▶ Task objective: Repeat each entry word for word; the images are not part of the copy.

▶ Data for review:
....

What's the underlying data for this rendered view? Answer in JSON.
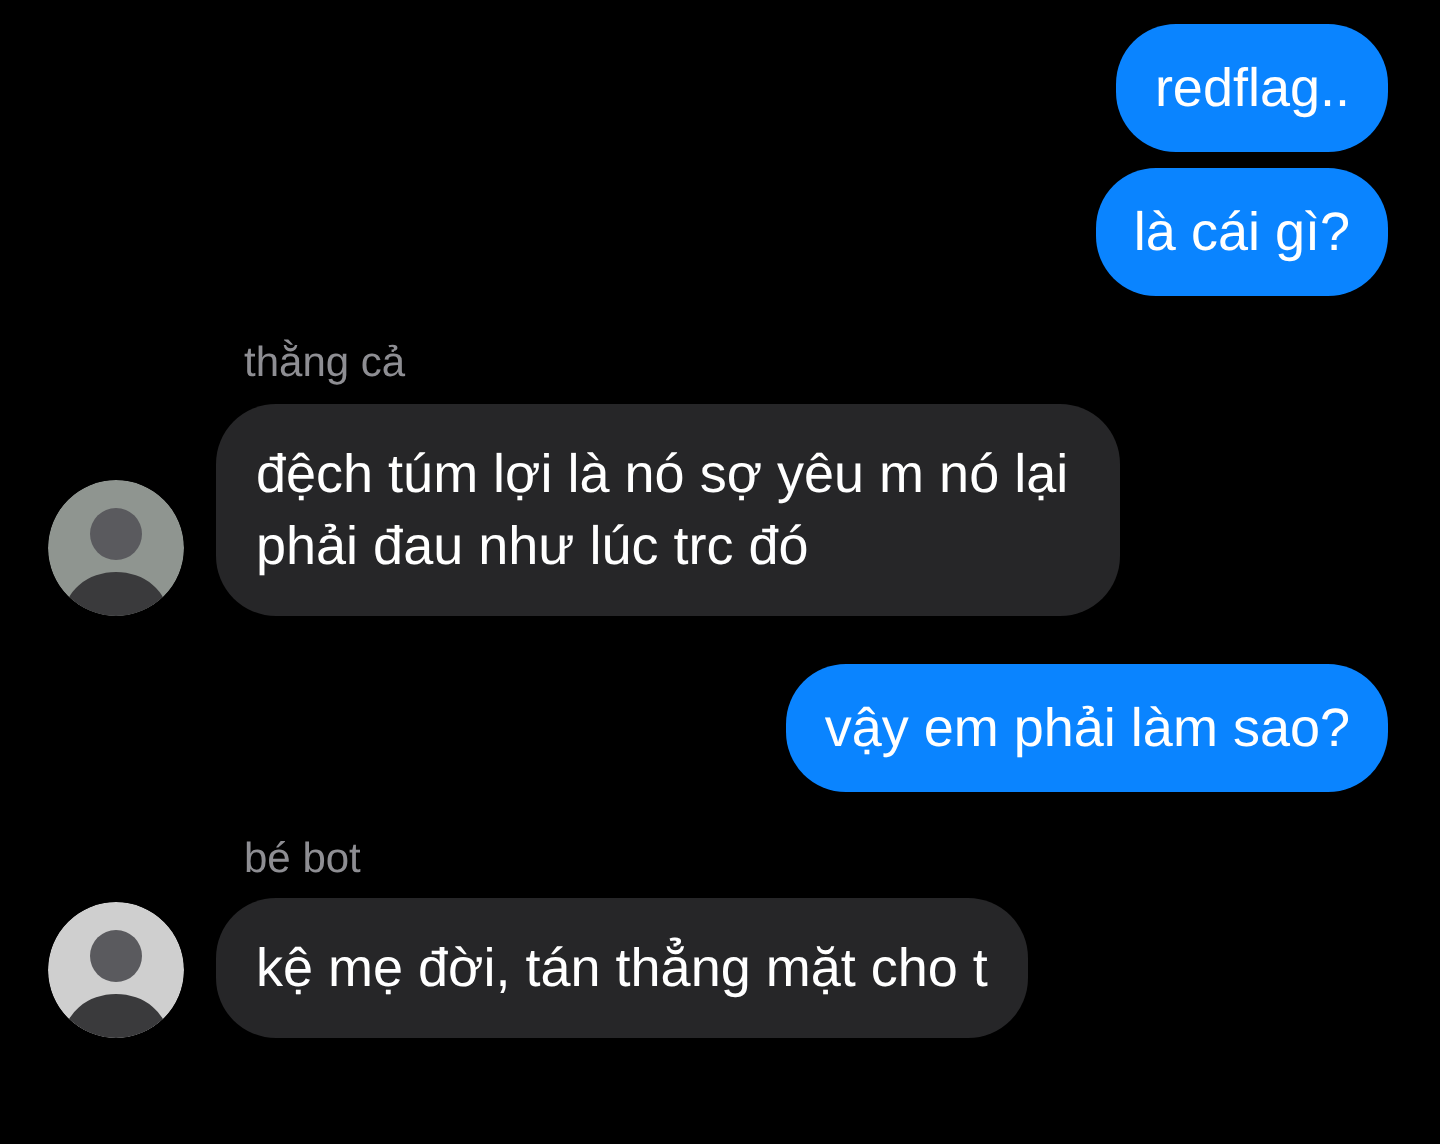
{
  "messages": [
    {
      "kind": "outgoing",
      "text": "redflag.."
    },
    {
      "kind": "outgoing",
      "text": "là cái gì?"
    },
    {
      "kind": "incoming",
      "sender": "thằng cả",
      "text": "đệch túm lợi là nó sợ yêu m nó lại phải đau như lúc trc đó"
    },
    {
      "kind": "outgoing",
      "text": "vậy em phải làm sao?"
    },
    {
      "kind": "incoming",
      "sender": "bé bot",
      "text": "kệ mẹ đời, tán thẳng mặt cho t"
    }
  ]
}
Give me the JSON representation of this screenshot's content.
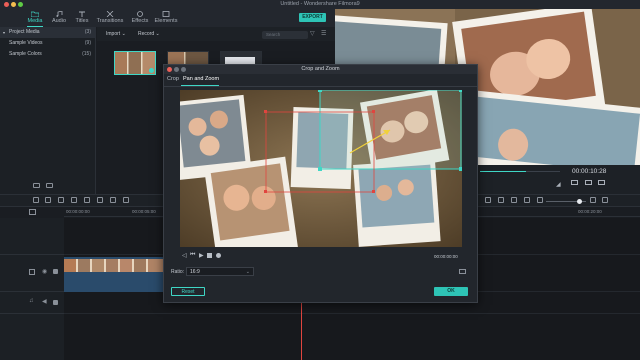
{
  "window": {
    "title": "Untitled - Wondershare Filmora9"
  },
  "nav": {
    "tabs": [
      {
        "label": "Media",
        "icon": "folder-icon",
        "active": true
      },
      {
        "label": "Audio",
        "icon": "music-note-icon",
        "active": false
      },
      {
        "label": "Titles",
        "icon": "text-icon",
        "active": false
      },
      {
        "label": "Transitions",
        "icon": "transition-icon",
        "active": false
      },
      {
        "label": "Effects",
        "icon": "effects-icon",
        "active": false
      },
      {
        "label": "Elements",
        "icon": "elements-icon",
        "active": false
      }
    ],
    "export_label": "EXPORT"
  },
  "library": {
    "items": [
      {
        "label": "Project Media",
        "count": "(3)"
      },
      {
        "label": "Sample Videos",
        "count": "(9)"
      },
      {
        "label": "Sample Colors",
        "count": "(15)"
      }
    ]
  },
  "media_toolbar": {
    "import_label": "Import",
    "record_label": "Record",
    "search_placeholder": "Search"
  },
  "preview": {
    "time": "00:00:10:28",
    "progress": 0.58
  },
  "timeline": {
    "ruler_times": [
      "00:00:00:00",
      "00:00:05:00",
      "00:00:20:00"
    ]
  },
  "modal": {
    "title": "Crop and Zoom",
    "tabs": [
      {
        "label": "Crop",
        "active": false
      },
      {
        "label": "Pan and Zoom",
        "active": true
      }
    ],
    "time": "00:00:00:00",
    "ratio_label": "Ratio:",
    "ratio_value": "16:9",
    "reset_label": "Reset",
    "ok_label": "OK"
  },
  "colors": {
    "accent": "#3fd7c6",
    "panel": "#22262c",
    "playhead": "#e0453f"
  }
}
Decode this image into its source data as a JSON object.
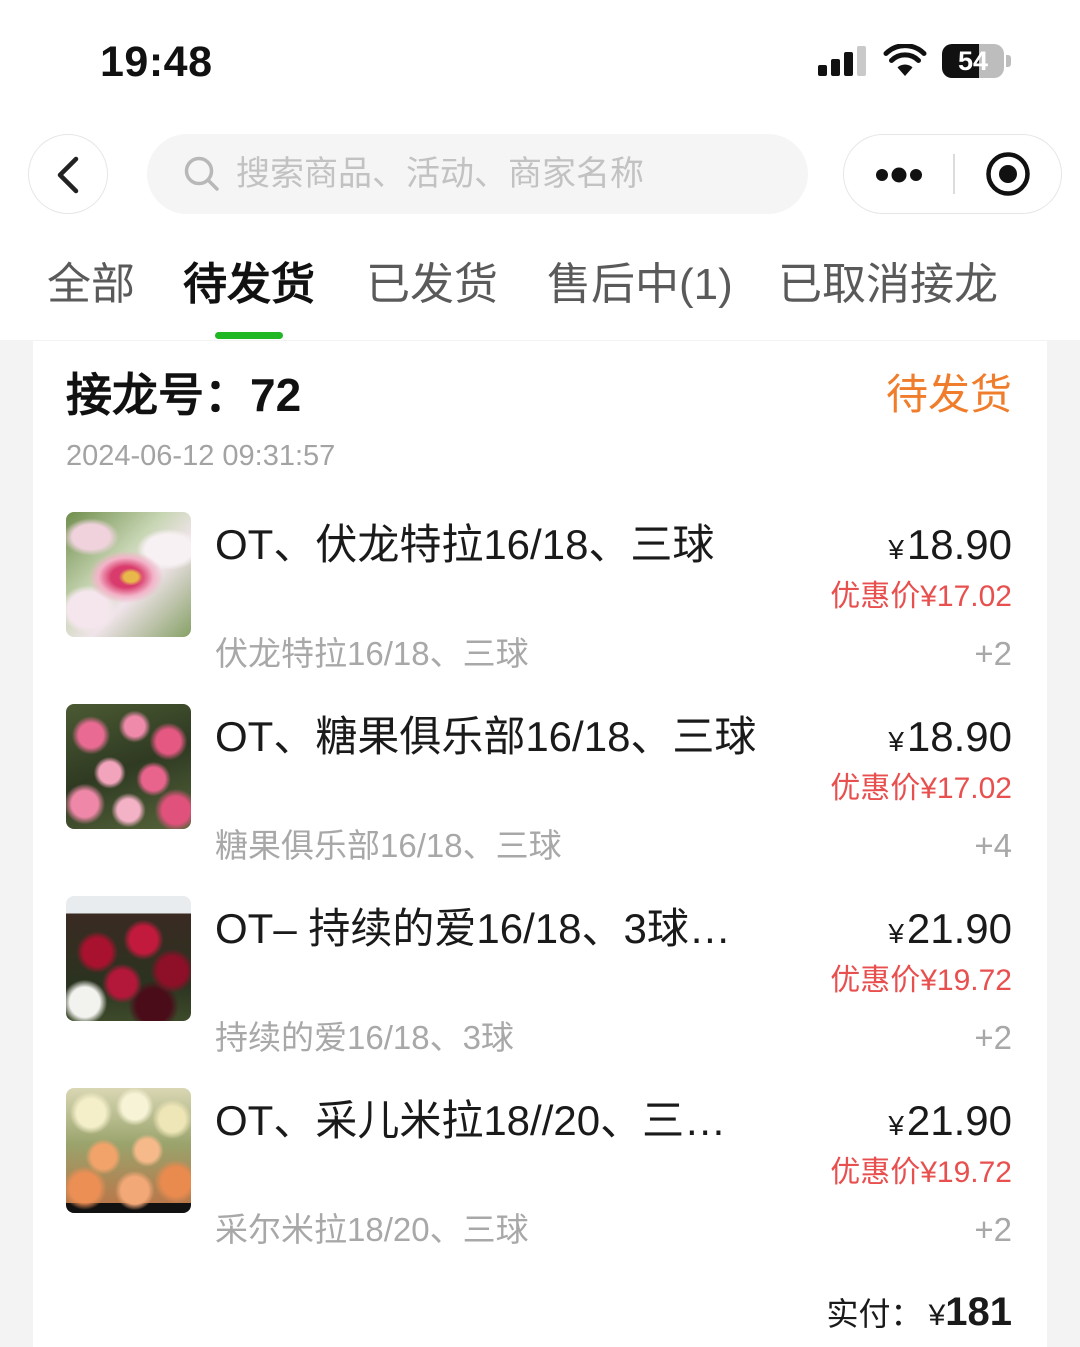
{
  "status_bar": {
    "time": "19:48",
    "battery": "54",
    "icons": [
      "cellular-signal-icon",
      "wifi-icon",
      "battery-icon"
    ]
  },
  "nav": {
    "back_icon": "chevron-left-icon",
    "search_icon": "search-icon",
    "search_placeholder": "搜索商品、活动、商家名称",
    "more_icon": "more-dots-icon",
    "close_icon": "target-icon"
  },
  "tabs": [
    {
      "label": "全部",
      "active": false
    },
    {
      "label": "待发货",
      "active": true
    },
    {
      "label": "已发货",
      "active": false
    },
    {
      "label": "售后中(1)",
      "active": false
    },
    {
      "label": "已取消接龙",
      "active": false
    }
  ],
  "order": {
    "id_label": "接龙号：",
    "id": "72",
    "status": "待发货",
    "datetime": "2024-06-12 09:31:57",
    "items": [
      {
        "title": "OT、伏龙特拉16/18、三球",
        "currency": "¥",
        "price": "18.90",
        "discount_label": "优惠价",
        "discount_price": "¥17.02",
        "spec": "伏龙特拉16/18、三球",
        "qty": "+2"
      },
      {
        "title": "OT、糖果俱乐部16/18、三球",
        "currency": "¥",
        "price": "18.90",
        "discount_label": "优惠价",
        "discount_price": "¥17.02",
        "spec": "糖果俱乐部16/18、三球",
        "qty": "+4"
      },
      {
        "title": "OT– 持续的爱16/18、3球…",
        "currency": "¥",
        "price": "21.90",
        "discount_label": "优惠价",
        "discount_price": "¥19.72",
        "spec": "持续的爱16/18、3球",
        "qty": "+2"
      },
      {
        "title": "OT、采儿米拉18//20、三…",
        "currency": "¥",
        "price": "21.90",
        "discount_label": "优惠价",
        "discount_price": "¥19.72",
        "spec": "采尔米拉18/20、三球",
        "qty": "+2"
      }
    ],
    "total_label": "实付：",
    "total_currency": "¥",
    "total_amount": "181"
  },
  "colors": {
    "accent_green": "#1fb723",
    "status_orange": "#f07d2c",
    "discount_red": "#e8504f"
  }
}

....

▶ Output for this exercise:
What's the underlying data for this rendered view? Answer in JSON.
{
  "messages": [
    {
      "kind": "outgoing",
      "text": "redflag.."
    },
    {
      "kind": "outgoing",
      "text": "là cái gì?"
    },
    {
      "kind": "incoming",
      "sender": "thằng cả",
      "text": "đệch túm lợi là nó sợ yêu m nó lại phải đau như lúc trc đó"
    },
    {
      "kind": "outgoing",
      "text": "vậy em phải làm sao?"
    },
    {
      "kind": "incoming",
      "sender": "bé bot",
      "text": "kệ mẹ đời, tán thẳng mặt cho t"
    }
  ]
}
Give me the JSON representation of this screenshot's content.
{
  "window": {
    "title": "Untitled - Wondershare Filmora9"
  },
  "nav": {
    "tabs": [
      {
        "label": "Media",
        "icon": "folder-icon",
        "active": true
      },
      {
        "label": "Audio",
        "icon": "music-note-icon",
        "active": false
      },
      {
        "label": "Titles",
        "icon": "text-icon",
        "active": false
      },
      {
        "label": "Transitions",
        "icon": "transition-icon",
        "active": false
      },
      {
        "label": "Effects",
        "icon": "effects-icon",
        "active": false
      },
      {
        "label": "Elements",
        "icon": "elements-icon",
        "active": false
      }
    ],
    "export_label": "EXPORT"
  },
  "library": {
    "items": [
      {
        "label": "Project Media",
        "count": "(3)"
      },
      {
        "label": "Sample Videos",
        "count": "(9)"
      },
      {
        "label": "Sample Colors",
        "count": "(15)"
      }
    ]
  },
  "media_toolbar": {
    "import_label": "Import",
    "record_label": "Record",
    "search_placeholder": "Search"
  },
  "preview": {
    "time": "00:00:10:28",
    "progress": 0.58
  },
  "timeline": {
    "ruler_times": [
      "00:00:00:00",
      "00:00:05:00",
      "00:00:20:00"
    ]
  },
  "modal": {
    "title": "Crop and Zoom",
    "tabs": [
      {
        "label": "Crop",
        "active": false
      },
      {
        "label": "Pan and Zoom",
        "active": true
      }
    ],
    "time": "00:00:00:00",
    "ratio_label": "Ratio:",
    "ratio_value": "16:9",
    "reset_label": "Reset",
    "ok_label": "OK"
  },
  "colors": {
    "accent": "#3fd7c6",
    "panel": "#22262c",
    "playhead": "#e0453f"
  }
}
Decode this image into its source data as a JSON object.
{
  "status_bar": {
    "time": "19:48",
    "battery": "54",
    "icons": [
      "cellular-signal-icon",
      "wifi-icon",
      "battery-icon"
    ]
  },
  "nav": {
    "back_icon": "chevron-left-icon",
    "search_icon": "search-icon",
    "search_placeholder": "搜索商品、活动、商家名称",
    "more_icon": "more-dots-icon",
    "close_icon": "target-icon"
  },
  "tabs": [
    {
      "label": "全部",
      "active": false
    },
    {
      "label": "待发货",
      "active": true
    },
    {
      "label": "已发货",
      "active": false
    },
    {
      "label": "售后中(1)",
      "active": false
    },
    {
      "label": "已取消接龙",
      "active": false
    }
  ],
  "order": {
    "id_label": "接龙号：",
    "id": "72",
    "status": "待发货",
    "datetime": "2024-06-12 09:31:57",
    "items": [
      {
        "title": "OT、伏龙特拉16/18、三球",
        "currency": "¥",
        "price": "18.90",
        "discount_label": "优惠价",
        "discount_price": "¥17.02",
        "spec": "伏龙特拉16/18、三球",
        "qty": "+2"
      },
      {
        "title": "OT、糖果俱乐部16/18、三球",
        "currency": "¥",
        "price": "18.90",
        "discount_label": "优惠价",
        "discount_price": "¥17.02",
        "spec": "糖果俱乐部16/18、三球",
        "qty": "+4"
      },
      {
        "title": "OT– 持续的爱16/18、3球…",
        "currency": "¥",
        "price": "21.90",
        "discount_label": "优惠价",
        "discount_price": "¥19.72",
        "spec": "持续的爱16/18、3球",
        "qty": "+2"
      },
      {
        "title": "OT、采儿米拉18//20、三…",
        "currency": "¥",
        "price": "21.90",
        "discount_label": "优惠价",
        "discount_price": "¥19.72",
        "spec": "采尔米拉18/20、三球",
        "qty": "+2"
      }
    ],
    "total_label": "实付：",
    "total_currency": "¥",
    "total_amount": "181"
  },
  "colors": {
    "accent_green": "#1fb723",
    "status_orange": "#f07d2c",
    "discount_red": "#e8504f"
  }
}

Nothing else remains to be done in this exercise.